Japanese American Internment Camps

In the hysteria following the bombing of Pearl Harbor in December of 1941, federal authorities directed resident Japanese Americans to ten prisons, called internment camps, operated by the U.S. Justice Department. By July of 1942 more than 112,000 people of Japanese ancestry, approximately 70,000 of them American citizens, had been relocated to the camps where they lived for over two years. Camps were mostly located in bleak desert areas such as Poston and Gila River in Arizona, Manzanar and Tule Lake in California, Amache in Colorado, Minidoka in Idaho, Topaz in the salt flats of Utah, and Heart Mountain in Wyoming. Jerome and Rohwer, however, sat in the swampy Mississippi River delta of Arkansas.

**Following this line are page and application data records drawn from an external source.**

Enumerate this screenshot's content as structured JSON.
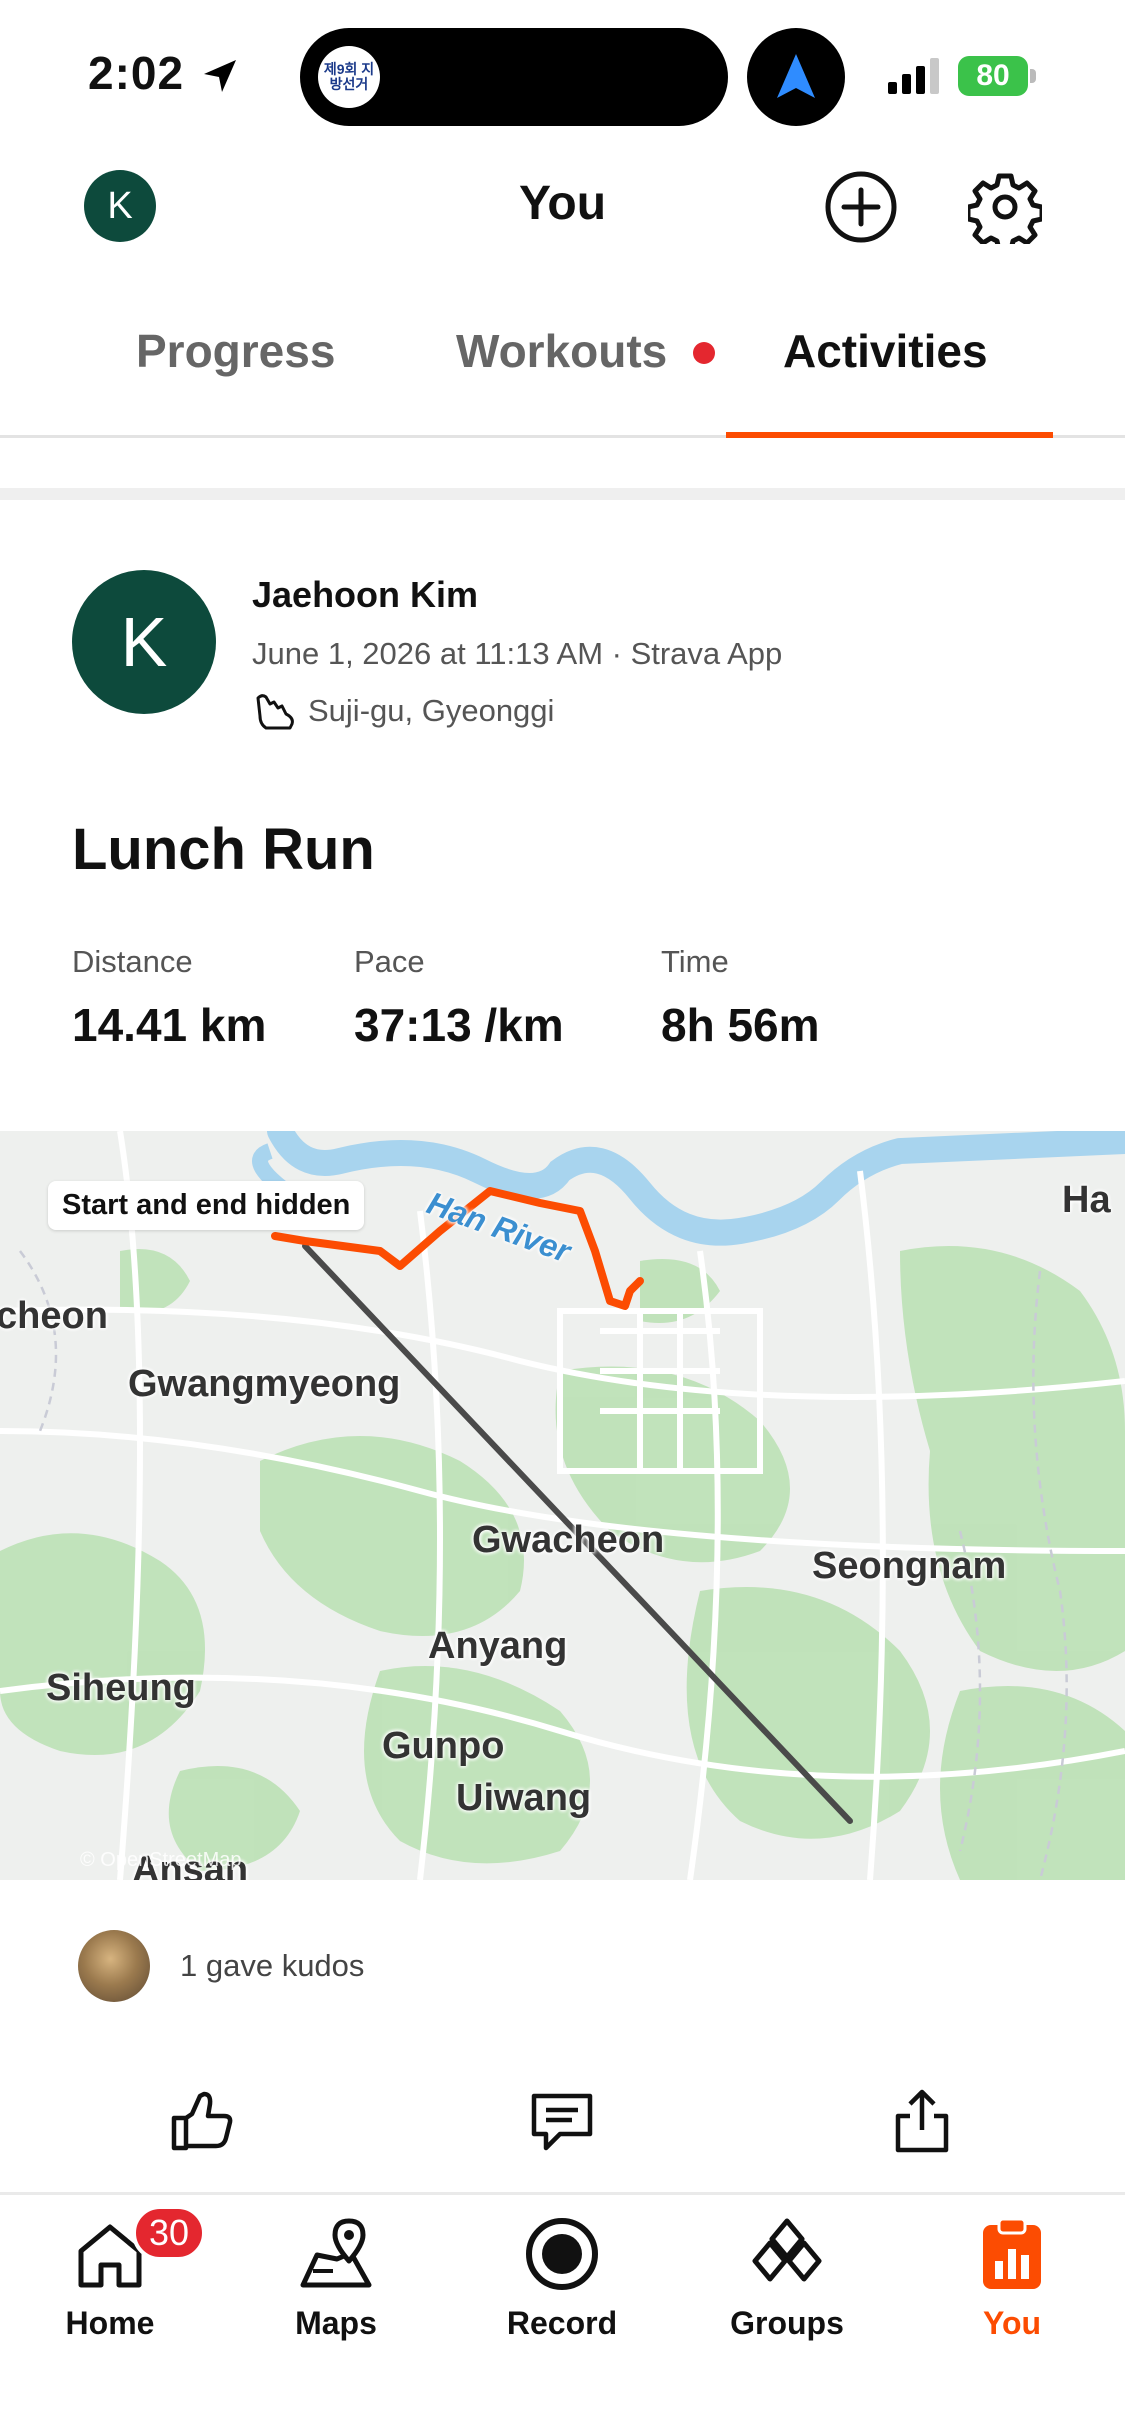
{
  "status_bar": {
    "time": "2:02",
    "island_badge": "제9회 지방선거",
    "battery": "80"
  },
  "header": {
    "avatar_initial": "K",
    "title": "You"
  },
  "tabs": [
    {
      "label": "Progress",
      "active": false
    },
    {
      "label": "Workouts",
      "active": false,
      "has_dot": true
    },
    {
      "label": "Activities",
      "active": true
    }
  ],
  "activity": {
    "athlete_initial": "K",
    "athlete_name": "Jaehoon Kim",
    "meta": "June 1, 2026 at 11:13 AM · Strava App",
    "location": "Suji-gu, Gyeonggi",
    "title": "Lunch Run",
    "stats": [
      {
        "label": "Distance",
        "value": "14.41 km"
      },
      {
        "label": "Pace",
        "value": "37:13 /km"
      },
      {
        "label": "Time",
        "value": "8h 56m"
      }
    ]
  },
  "map": {
    "privacy_label": "Start and end hidden",
    "place_labels": [
      "cheon",
      "Gwangmyeong",
      "Gwacheon",
      "Seongnam",
      "Anyang",
      "Siheung",
      "Gunpo",
      "Uiwang",
      "Ansan",
      "Ha"
    ],
    "river_label": "Han River",
    "attribution": "© OpenStreetMap",
    "route_color": "#fc4c02"
  },
  "kudos": {
    "text": "1 gave kudos"
  },
  "actions": {
    "kudos_icon": "thumbs-up-icon",
    "comment_icon": "comment-icon",
    "share_icon": "share-icon"
  },
  "bottom_nav": {
    "home": "Home",
    "home_badge": "30",
    "maps": "Maps",
    "record": "Record",
    "groups": "Groups",
    "you": "You"
  },
  "colors": {
    "accent": "#fc4c02",
    "avatar_bg": "#0d4a3c",
    "badge_red": "#e4272f"
  }
}
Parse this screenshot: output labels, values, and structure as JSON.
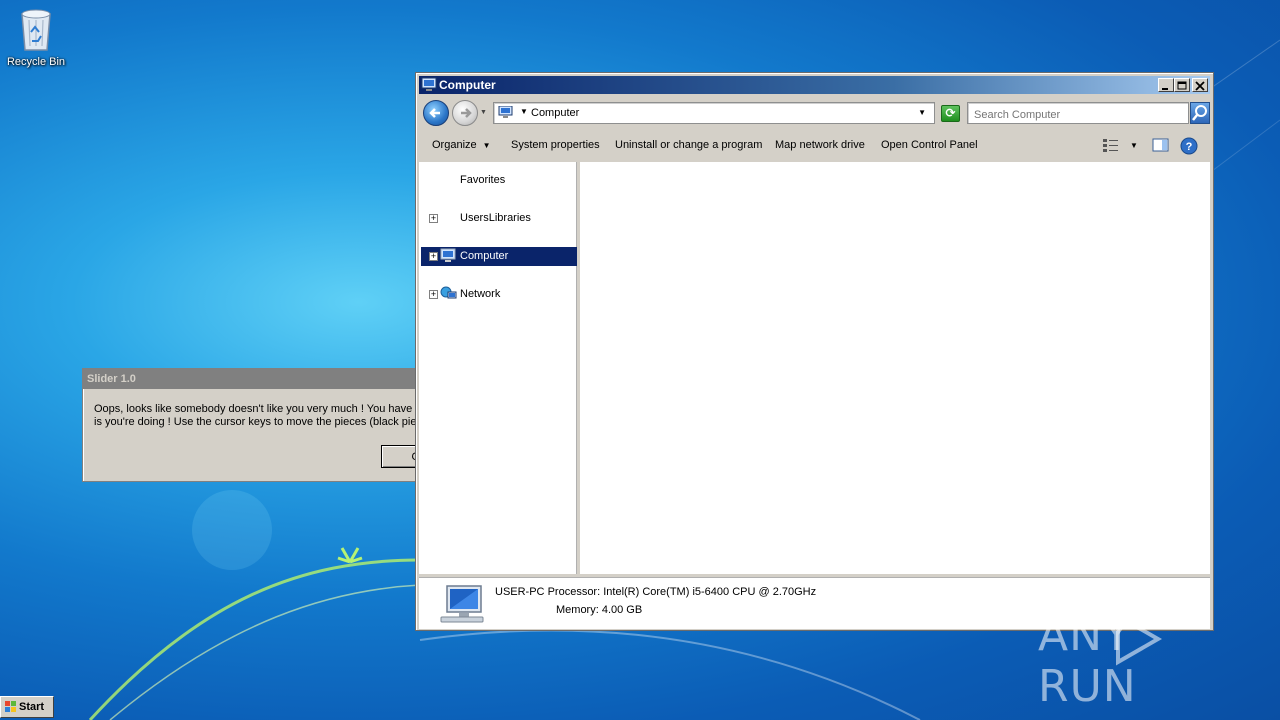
{
  "desktop": {
    "icons": [
      {
        "label": "Recycle Bin",
        "icon": "recycle-bin-icon"
      }
    ]
  },
  "slider_dialog": {
    "title": "Slider 1.0",
    "message_line1": "Oops, looks like somebody doesn't like you very much ! You have to",
    "message_line2": "is you're doing ! Use the cursor keys to move the pieces (black piec",
    "ok_label": "Ok"
  },
  "explorer": {
    "title": "Computer",
    "address": {
      "location": "Computer"
    },
    "search": {
      "placeholder": "Search Computer"
    },
    "toolbar": {
      "organize": "Organize",
      "system_properties": "System properties",
      "uninstall": "Uninstall or change a program",
      "map_drive": "Map network drive",
      "control_panel": "Open Control Panel"
    },
    "nav": {
      "items": [
        {
          "label": "Favorites",
          "icon": "star-icon",
          "expandable": false,
          "selected": false
        },
        {
          "label": "UsersLibraries",
          "icon": "library-icon",
          "expandable": true,
          "selected": false
        },
        {
          "label": "Computer",
          "icon": "computer-icon",
          "expandable": true,
          "selected": true
        },
        {
          "label": "Network",
          "icon": "network-icon",
          "expandable": true,
          "selected": false
        }
      ]
    },
    "details": {
      "name": "USER-PC",
      "processor_label": "Processor:",
      "processor": "Intel(R) Core(TM) i5-6400 CPU @ 2.70GHz",
      "memory_label": "Memory:",
      "memory": "4.00 GB"
    }
  },
  "taskbar": {
    "start_label": "Start"
  },
  "watermark": {
    "left": "ANY",
    "right": "RUN"
  },
  "colors": {
    "selection": "#0a246a",
    "dialog_title_bg": "#808080",
    "window_face": "#d4d0c8"
  }
}
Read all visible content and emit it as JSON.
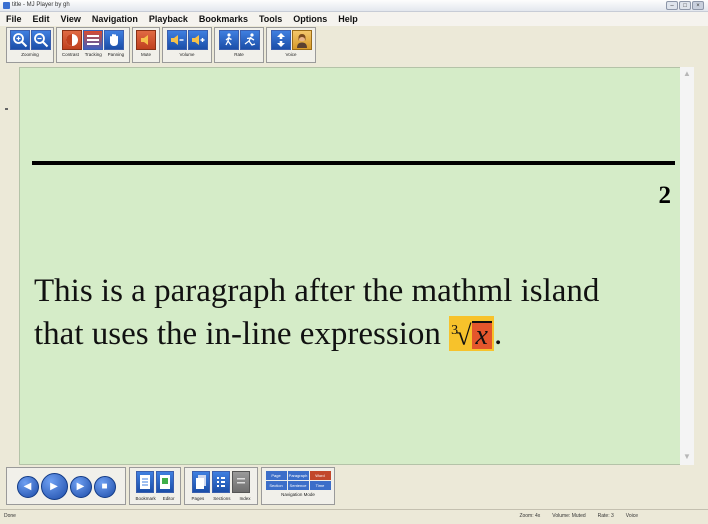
{
  "window": {
    "title": "title - MJ Player by gh"
  },
  "window_controls": {
    "minimize": "–",
    "maximize": "□",
    "close": "×"
  },
  "menu": [
    "File",
    "Edit",
    "View",
    "Navigation",
    "Playback",
    "Bookmarks",
    "Tools",
    "Options",
    "Help"
  ],
  "toolbar": {
    "groups": [
      {
        "label": "Zooming"
      },
      {
        "labels": [
          "Contrast",
          "Tracking",
          "Panning"
        ]
      },
      {
        "label": "Mute"
      },
      {
        "label": "Volume"
      },
      {
        "label": "Rate"
      },
      {
        "label": "Voice"
      }
    ]
  },
  "document": {
    "equation_number": "2",
    "paragraph_line1": "This is a paragraph after the mathml island",
    "paragraph_line2": "that uses the in-line expression",
    "math_index": "3",
    "math_radicand": "x",
    "trailing_period": "."
  },
  "bottom": {
    "labels": [
      "Bookmark",
      "Editor",
      "Pages",
      "Sections",
      "Index"
    ],
    "navigation_modes": [
      "Page",
      "Paragraph",
      "Word",
      "Section",
      "Sentence",
      "Time"
    ],
    "active_mode": "Word",
    "navigation_mode_label": "Navigation Mode"
  },
  "status": {
    "left": "Done",
    "zoom": "Zoom: 4x",
    "volume": "Volume: Muted",
    "rate": "Rate: 3",
    "voice": "Voice"
  },
  "colors": {
    "content_bg": "#d5ecc8",
    "highlight": "#f7c22b",
    "active_word": "#e4562c",
    "button_blue": "#1b4ea8"
  }
}
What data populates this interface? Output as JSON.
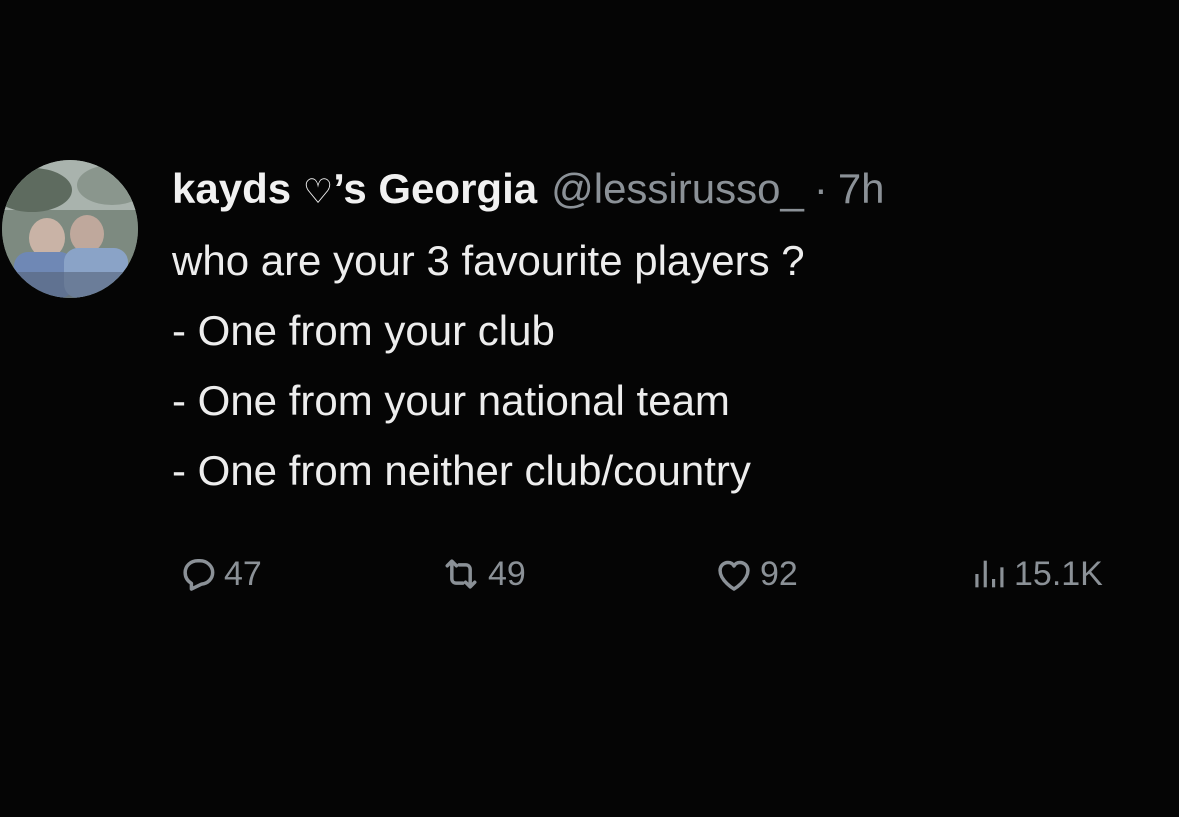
{
  "tweet": {
    "display_name": "kayds",
    "name_icon": "heart-outline-icon",
    "name_heart": "♡",
    "name_suffix": "’s Georgia",
    "handle": "@lessirusso_",
    "separator": "·",
    "time": "7h",
    "text_lines": [
      "who are your 3 favourite players ?",
      "- One from your club",
      "- One from your national team",
      "- One from neither club/country"
    ]
  },
  "actions": {
    "replies": {
      "icon": "reply-icon",
      "count": "47"
    },
    "retweets": {
      "icon": "retweet-icon",
      "count": "49"
    },
    "likes": {
      "icon": "like-heart-icon",
      "count": "92"
    },
    "views": {
      "icon": "views-bar-chart-icon",
      "count": "15.1K"
    }
  },
  "colors": {
    "background": "#050505",
    "primary_text": "#e7e9ea",
    "secondary_text": "#8b9197"
  }
}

The camps were divided into blocks of hastily erected barracks, flimsily partitioned into 20 by 25 foot cubicles to hold on average eight people. Privacy was non-existent. Furnishings included iron cots, straw mattresses, and a stove. Other barracks served as the mess hall, communal kitchen, recreation hall, and bathhouse. There were also laundry rooms and latrines. Winters were very cold, summers hot and dusty.

Although treated as prisoners, surrounded by barbed wire and watchtowers, in time the camps became town-like. Each camp had offices, schools, a hospital, social activities, and a post office.

Additional topics

Law Library - American Law and Legal InformationNotable Trials and Court Cases - 1941 to 1953Korematsu v. United States - Significance, Korematsu Dissenters Question Constitutionality Of Detentions, Japanese American Internment Camps, Further Readings